I'm a TED addict. Diving into TED.com eats untold hours of my life. For a busy, curious human, what's not to like about TED? The talks are 18 minutes max, all of them given by amazing meritocrats. Their subjects range from the incredible data-bubble system of Hans Rosling to Elizabeth Gilbert's fine idea that we need to get back to artists having a genius on-call, (as in a working muse), instead of calling frail humans "geniuses" themselves.
A few weeks ago I was asked to talk at TEDxPugetSound, one of the many regional "franchises" that are now springing up. I signed on for the September date with perhaps unseemly speed and enthusiasm; I may well have said, "Hell yes."
I was allotted 10 minutes to talk about "Global Heroes." Not so bad; some speakers got only 8 minutes, or 4. And so to work. I don't have an ounce of the common fear of public speaking. Writing about real heroes far and wide has been my core work for 25 years. I've been a professional speechwriter. I've given speeches myself for years. How hard could this be?
Answer: Very. Speakers are given the TED Commandments, which writer Amy Tan called a prescription for a near-death experience. Said rules include: Be personal. Be vulnerable. Make people laugh/cry. Do something the audience will remember forever. Say something you've never said before. Share an idea that could change the world. Do not pitch for your company or organization. Do not go over your allotted time. Do not read. Rehearse and be spontaneous. [Italics added, with a "yeah-right" laugh.]
Uh. Well. Sure. OK. If that's what it takes to be TEDish, I'd give it a go.
Day of the talk, I drive into Seattle, the words of my 10 minutes running in my head. I know I've incorporated many of the Commandments. I'm certainly not doing my usual speech, which is way longer, not about me at all, and which I do from a combination of crib notes, reading and ad-libbing. (My favorite thing is the usual Q & A afterward. Being truly spontaneous is fun. For me, anyway.)
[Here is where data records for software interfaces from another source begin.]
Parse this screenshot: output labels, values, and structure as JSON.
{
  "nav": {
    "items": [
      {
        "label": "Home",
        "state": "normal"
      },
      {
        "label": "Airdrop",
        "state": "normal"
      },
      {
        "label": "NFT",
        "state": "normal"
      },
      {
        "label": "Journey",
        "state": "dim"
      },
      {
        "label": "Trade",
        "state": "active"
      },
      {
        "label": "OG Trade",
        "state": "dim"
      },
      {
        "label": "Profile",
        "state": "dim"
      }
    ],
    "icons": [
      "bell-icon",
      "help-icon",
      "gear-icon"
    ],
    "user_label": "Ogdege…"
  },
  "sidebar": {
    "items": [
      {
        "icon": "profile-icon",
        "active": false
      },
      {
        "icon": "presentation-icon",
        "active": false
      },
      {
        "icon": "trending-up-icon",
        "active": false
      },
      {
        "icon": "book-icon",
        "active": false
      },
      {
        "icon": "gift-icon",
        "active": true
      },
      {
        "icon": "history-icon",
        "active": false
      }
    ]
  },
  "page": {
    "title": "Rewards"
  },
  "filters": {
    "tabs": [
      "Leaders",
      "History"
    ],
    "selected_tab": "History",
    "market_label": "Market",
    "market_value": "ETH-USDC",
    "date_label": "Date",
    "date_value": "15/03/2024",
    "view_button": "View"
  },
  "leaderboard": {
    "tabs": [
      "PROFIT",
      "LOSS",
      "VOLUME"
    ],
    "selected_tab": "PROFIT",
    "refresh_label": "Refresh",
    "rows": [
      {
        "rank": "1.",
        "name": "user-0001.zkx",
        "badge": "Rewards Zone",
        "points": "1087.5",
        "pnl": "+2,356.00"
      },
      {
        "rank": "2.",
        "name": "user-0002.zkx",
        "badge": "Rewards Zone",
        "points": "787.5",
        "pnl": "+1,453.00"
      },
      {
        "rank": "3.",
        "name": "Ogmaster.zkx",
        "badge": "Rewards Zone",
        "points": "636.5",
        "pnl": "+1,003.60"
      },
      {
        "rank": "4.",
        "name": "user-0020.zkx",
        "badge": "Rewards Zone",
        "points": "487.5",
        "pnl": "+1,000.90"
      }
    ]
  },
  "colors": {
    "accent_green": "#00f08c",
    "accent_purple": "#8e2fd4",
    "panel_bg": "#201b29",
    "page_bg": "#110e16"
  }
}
I've assembled stunning photographs of the people I'll be talking about, pulling them in from far and wide. I seem to remember the good stuff I've written for this gig, despite the fact that memorizing is not my thing. I can't even give you one of my own briefest poems without reading it.
Arriving at the conference, I find that my wonderful pictures are in place but the TED-style head mikes aren't working; I'll have to use a hand-held. With a slide-changer remote in the other hand, that pretty much kills any natural gesturing. (Head mikes are the best, and I'm spoiled.)
I'm up early in the program. The speaker before me gives an enormously polished talk that I recognize from his website is what he always says. But what he always says is really good stuff. I hear my intro and am quite sure that I don't know one word of my talk—I should go up there and do my usual text. But it's too late now.
On stage, gadgets in both hands, I look into lights so bright there's no connecting with anyone in the house. But boy can I see the big digital clock counting down in the blackness at the back of the room. The words start coming from somewhere and I'm off and running.
With what I think is 3 minutes more material, I see 2:20 remaining on the clock and start editing in my head. One minute and 17 seconds later, I'm closing. Damn. I didn't have to cut quite so much. But I'm done, people are clapping, and I'm looking forward to the wine bar at the break and to hearing the other speakers—it's a great lineup. One of them is Ed Viesturs, a legend for climbing all the world's tallest mountains—without oxygen—and living to tell the tale.
Listening to him, I consider the fact that I've just done a public-speaking echo of his climbing feats. I have climbed Mount TED, without notes. I can do this, and live to tell the tale.
But I'm buying my own head mike.